    DNS of compressible spatially-developing turbulent boundary layers is performed at a Mach number of 2.5 over an isothermal flat plate. Turbulent inflow information is generated by following the concept of the rescaling-recycling approach introduced by Lund et al. (J. Comp. Phys. 140, 233-258, 1998); although, the proposed methodology is extended to compressible flows. Furthermore, a dynamic approach is employed to connect the friction velocities at the inlet and recycle stations (i.e., there is no need of an empirical correlation as in Lund et al.). Additionally, the Morkovin's Strong Reynolds Analogy (SRA) is used in the rescaling process of the thermal fluctuations from the recycle plane. Low/high order flow statistics is compared with direct simulations of an incompressible isothermal ZPG boundary layer at similar Reynolds numbers and temperature regarded as a passive scalar. Focus is given to the effect assessment of flow compressibility on the dynamics of thermal coherent structures. AFOSR #FA9550-17-1-0051.

  19. Phase-relationships between scales in the perturbed turbulent boundary layer

    Science.gov (United States)

    Jacobi, I.; McKeon, B. J.

    2017-12-01

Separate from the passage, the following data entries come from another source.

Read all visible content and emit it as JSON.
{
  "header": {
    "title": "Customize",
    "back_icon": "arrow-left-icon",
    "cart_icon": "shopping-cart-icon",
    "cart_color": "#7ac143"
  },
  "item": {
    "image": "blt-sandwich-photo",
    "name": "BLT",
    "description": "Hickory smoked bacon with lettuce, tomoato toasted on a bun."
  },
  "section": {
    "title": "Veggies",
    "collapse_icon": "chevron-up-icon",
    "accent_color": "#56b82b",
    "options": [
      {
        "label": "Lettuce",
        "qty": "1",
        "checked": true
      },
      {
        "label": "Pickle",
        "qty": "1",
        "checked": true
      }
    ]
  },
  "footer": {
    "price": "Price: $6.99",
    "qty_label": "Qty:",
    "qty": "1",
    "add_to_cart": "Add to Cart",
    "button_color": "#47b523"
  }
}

    The phase-relationship between large-scale motions and small-scale fluctuations in a non-equilibrium turbulent boundary layer was investigated. A zero-pressure-gradient flat plate turbulent boundary layer was perturbed by a short array of two-dimensional roughness elements, both statically, and under dynamic actuation. Within the compound, dynamic perturbation, the forcing generated a synthetic very-large-scale motion (VLSM) within the flow. The flow was decomposed by phase-locking the flow measurements to the roughness forcing, and the phase-relationship between the synthetic VLSM and remaining fluctuating scales was explored by correlation techniques. The general relationship between large- and small-scale motions in the perturbed flow, without phase-locking, was also examined. The synthetic large scale cohered with smaller scales in the flow via a phase-relationship that is similar to that of natural large scales in an unperturbed flow, but with a much stronger organizing effect. Cospectral techniques were employed to describe the physical implications of the perturbation on the relative orientation of large- and small-scale structures in the flow. The correlation and cospectral techniques provide tools for designing more efficient control strategies that can indirectly control small-scale motions via the large scales.

  20. Direct Numerical Simulations of High-Speed Turbulent Boundary Layers over Riblets

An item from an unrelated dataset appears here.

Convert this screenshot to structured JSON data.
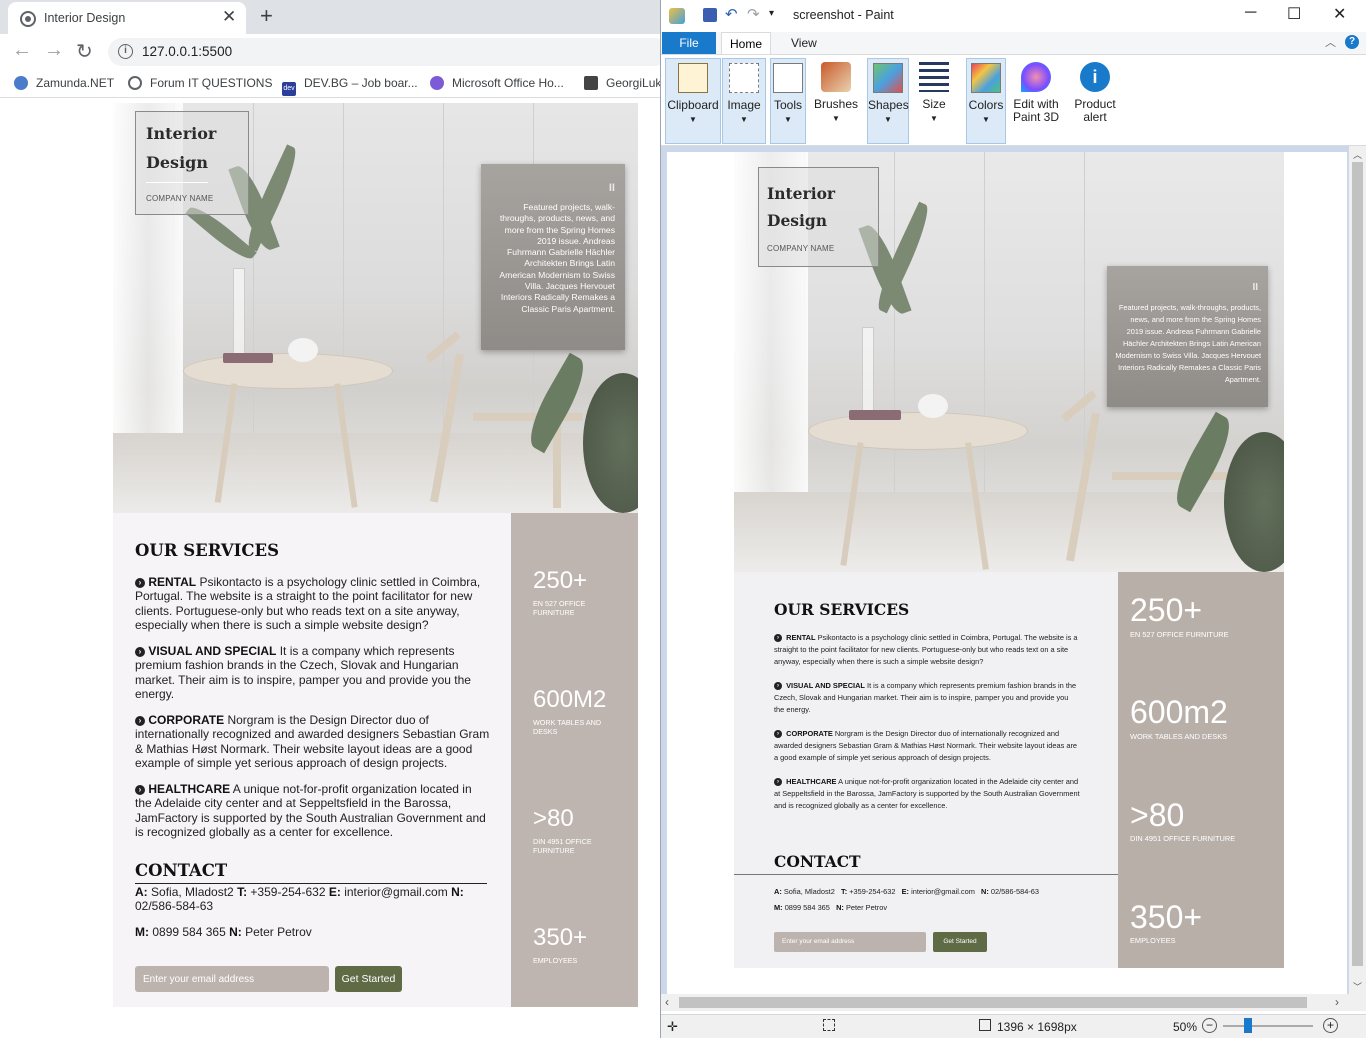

    Science.gov (United States)

    Duan, Lian; Choudhari, Meelan, M.

    2014-01-01

    Direct numerical simulations (DNS) of spatially developing turbulent boundary layers over riblets with a broad range of riblet spacings are conducted to investigate the effects of riblets on skin friction at high speeds. Zero-pressure gradient boundary layers under two flow conditions (Mach 2:5 with T(sub w)/T(sub r) = 1 and Mach 7:2 with T(sub w)/T(sub r) = 0:5) are considered. The DNS results show that the drag-reduction curve (delta C(sub f)/C(sub f) vs l(sup +)(sub g )) at both supersonic speeds follows the trend of low-speed data and consists of a `viscous' regime for small riblet size, a `breakdown' regime with optimal drag reduction, and a `drag-increasing' regime for larger riblet sizes. At l l(sup +)(sub g) approx. 10 (corresponding to s+ approx 20 for the current triangular riblets), drag reduction of approximately 7% is achieved at both Mach numbers, and con rms the observations of the few existing experiments under supersonic conditions. The Mach- number dependence of the drag-reduction curve occurs for riblet sizes that are larger than the optimal size, with smaller slopes of (delta C(sub f)/C(sub f) for larger freestream Mach numbers. The Reynolds analogy holds with 2(C(sub h)=C(sub f) approximately equal to that of at plates for both drag-reducing and drag-increasing configurations.